That's why, when I took office, we started thinking about how to revamp trade in a way that actually works for American workers. And that's what we've done with a new trade partnership we're negotiating in the Asia-Pacific, home to the world's fastest growing markets.
It's the highest-standard trade agreement in history. It's got strong provisions for workers and the environment, provisions that, unlike in past agreements, are actually enforceable. If you want in, you have to meet these standards. If you don't, then you're out. Once you're a part of this partnership, if you violate your responsibilities, there are actual consequences. And because it would include Canada and Mexico, it fixes a lot of what was wrong with NAFTA too.
So this isn't a race to the bottom, for lower wages and working conditions. The trade agreements I'm negotiating will drive a race to the top. And we're making sure American workers can retool through training programs and community colleges and use new skills to transition into new jobs.
If I didn't think this was the right thing to do for working families, I wouldn't be fighting for it. We've spent the past 6 years trying to rescue the economy, retool the auto industry, and revitalize American manufacturing. And if there were ever an agreement that undercut that progress or hurt those workers, I wouldn't sign it. My entire Presidency is about helping working families recover from recession and rebuild for the future. And as long as I'm President, that's what I'll keep fighting to do.
Thanks, and have a great weekend.
NOTE: The address was recorded at approximately 4 p.m. on April 24 in the Map Room at the White House for broadcast on April 25. The transcript was made available by the Office of the Press Secretary on April 24, but was embargoed for release until 6 a.m. on April 25.

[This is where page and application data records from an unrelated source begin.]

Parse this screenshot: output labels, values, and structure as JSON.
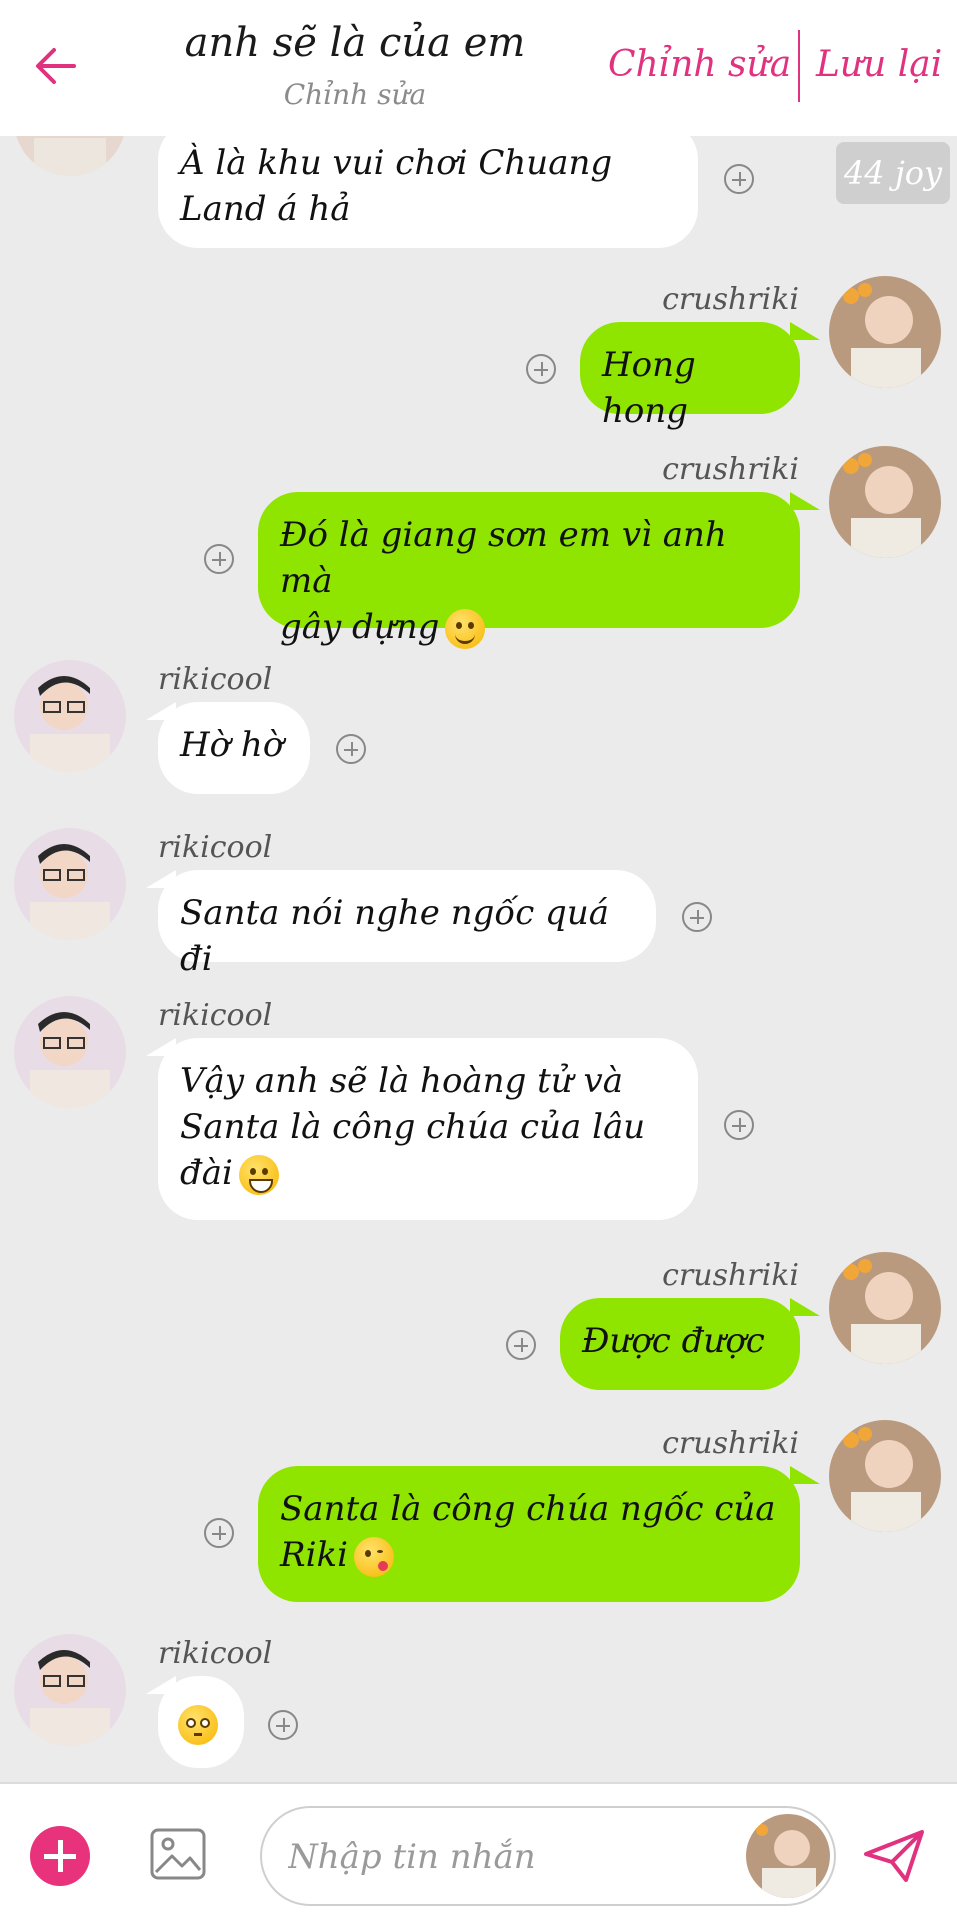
{
  "header": {
    "title": "anh sẽ là của em",
    "subtitle": "Chỉnh sửa",
    "edit_label": "Chỉnh sửa",
    "save_label": "Lưu lại"
  },
  "watermark": "44 joy",
  "colors": {
    "accent": "#e0327f",
    "sent_bubble": "#8fe400",
    "received_bubble": "#ffffff",
    "background": "#ebebeb"
  },
  "messages": [
    {
      "sender": "",
      "lines": [
        "À là khu vui chơi Chuang",
        "Land á hả"
      ]
    },
    {
      "sender": "crushriki",
      "lines": [
        "Hong hong"
      ]
    },
    {
      "sender": "crushriki",
      "lines": [
        "Đó là giang sơn em vì anh mà",
        "gây dựng"
      ],
      "emoji": "smiling-face"
    },
    {
      "sender": "rikicool",
      "lines": [
        "Hờ hờ"
      ]
    },
    {
      "sender": "rikicool",
      "lines": [
        "Santa nói nghe ngốc quá đi"
      ]
    },
    {
      "sender": "rikicool",
      "lines": [
        "Vậy anh sẽ là hoàng tử và",
        "Santa là công chúa của lâu",
        "đài"
      ],
      "emoji": "grinning-face"
    },
    {
      "sender": "crushriki",
      "lines": [
        "Được được"
      ]
    },
    {
      "sender": "crushriki",
      "lines": [
        "Santa là công chúa ngốc của",
        "Riki"
      ],
      "emoji": "kissing-face"
    },
    {
      "sender": "rikicool",
      "lines": [],
      "emoji": "flushed-face"
    }
  ],
  "composer": {
    "placeholder": "Nhập tin nhắn"
  },
  "icons": {
    "back": "arrow-left-icon",
    "add": "plus-circle-icon",
    "image": "image-icon",
    "send": "paper-plane-icon"
  }
}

Barack Obama, The President's Weekly Address Online by Gerhard Peters and John T. Woolley, The American Presidency Project https://www.presidency.ucsb.edu/node/310536